§ **WHAT THE TASK ASKS**
Count the lines in the material below that contain the word "аниме" and give the number alone.

§ **DATA RECORDS**
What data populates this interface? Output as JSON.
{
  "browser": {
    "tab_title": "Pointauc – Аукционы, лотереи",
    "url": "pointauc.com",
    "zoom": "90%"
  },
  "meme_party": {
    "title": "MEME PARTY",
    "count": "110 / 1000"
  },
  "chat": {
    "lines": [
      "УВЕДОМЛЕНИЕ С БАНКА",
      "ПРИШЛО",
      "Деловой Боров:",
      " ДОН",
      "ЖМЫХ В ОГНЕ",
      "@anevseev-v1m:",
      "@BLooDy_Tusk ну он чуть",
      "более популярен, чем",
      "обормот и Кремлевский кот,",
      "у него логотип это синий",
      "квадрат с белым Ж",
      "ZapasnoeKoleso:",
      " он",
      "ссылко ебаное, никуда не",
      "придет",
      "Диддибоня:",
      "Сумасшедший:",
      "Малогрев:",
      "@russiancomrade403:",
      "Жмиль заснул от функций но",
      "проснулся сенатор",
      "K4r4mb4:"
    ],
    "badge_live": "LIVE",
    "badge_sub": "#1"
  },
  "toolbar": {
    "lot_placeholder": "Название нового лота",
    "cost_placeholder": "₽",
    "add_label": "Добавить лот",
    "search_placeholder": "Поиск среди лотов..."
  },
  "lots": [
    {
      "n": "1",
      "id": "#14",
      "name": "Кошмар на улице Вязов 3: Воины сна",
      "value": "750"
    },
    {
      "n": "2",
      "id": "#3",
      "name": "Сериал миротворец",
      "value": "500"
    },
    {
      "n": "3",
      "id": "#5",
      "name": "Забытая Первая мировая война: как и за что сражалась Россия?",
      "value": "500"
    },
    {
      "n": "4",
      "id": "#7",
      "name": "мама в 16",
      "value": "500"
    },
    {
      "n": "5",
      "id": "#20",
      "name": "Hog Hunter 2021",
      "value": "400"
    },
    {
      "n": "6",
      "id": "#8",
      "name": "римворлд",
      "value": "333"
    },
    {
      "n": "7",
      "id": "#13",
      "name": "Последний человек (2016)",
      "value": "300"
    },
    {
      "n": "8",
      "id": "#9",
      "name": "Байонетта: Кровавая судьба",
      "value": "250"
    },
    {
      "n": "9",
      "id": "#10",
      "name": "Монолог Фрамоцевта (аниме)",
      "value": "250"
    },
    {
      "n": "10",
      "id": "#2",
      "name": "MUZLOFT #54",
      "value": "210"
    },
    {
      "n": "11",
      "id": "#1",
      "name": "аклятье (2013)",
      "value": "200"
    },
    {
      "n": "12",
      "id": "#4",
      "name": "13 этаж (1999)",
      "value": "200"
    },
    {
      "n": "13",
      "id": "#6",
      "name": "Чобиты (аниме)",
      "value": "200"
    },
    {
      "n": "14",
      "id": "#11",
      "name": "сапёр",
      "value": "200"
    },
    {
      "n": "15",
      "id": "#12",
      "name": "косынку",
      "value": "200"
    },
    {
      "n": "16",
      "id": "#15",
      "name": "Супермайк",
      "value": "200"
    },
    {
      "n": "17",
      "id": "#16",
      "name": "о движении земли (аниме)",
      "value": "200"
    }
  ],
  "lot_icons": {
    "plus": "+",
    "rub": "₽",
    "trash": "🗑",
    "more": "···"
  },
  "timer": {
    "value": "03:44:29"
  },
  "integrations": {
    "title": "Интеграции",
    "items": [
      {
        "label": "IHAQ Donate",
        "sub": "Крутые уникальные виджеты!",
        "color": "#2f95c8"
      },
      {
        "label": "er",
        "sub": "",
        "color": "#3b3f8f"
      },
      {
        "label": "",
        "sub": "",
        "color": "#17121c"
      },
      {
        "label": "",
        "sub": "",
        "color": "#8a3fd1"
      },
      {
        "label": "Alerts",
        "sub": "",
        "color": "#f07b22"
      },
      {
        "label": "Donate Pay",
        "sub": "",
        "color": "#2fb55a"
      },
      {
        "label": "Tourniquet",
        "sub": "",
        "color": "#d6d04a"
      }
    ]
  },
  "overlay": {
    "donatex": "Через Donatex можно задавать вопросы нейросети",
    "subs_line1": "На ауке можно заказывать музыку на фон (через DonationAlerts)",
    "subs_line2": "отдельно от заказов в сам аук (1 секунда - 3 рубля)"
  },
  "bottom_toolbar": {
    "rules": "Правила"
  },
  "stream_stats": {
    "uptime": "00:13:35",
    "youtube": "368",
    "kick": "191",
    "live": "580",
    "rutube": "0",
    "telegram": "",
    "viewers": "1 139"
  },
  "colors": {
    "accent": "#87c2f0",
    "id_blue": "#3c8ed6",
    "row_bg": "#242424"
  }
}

§ **WORKED SOLUTION**
3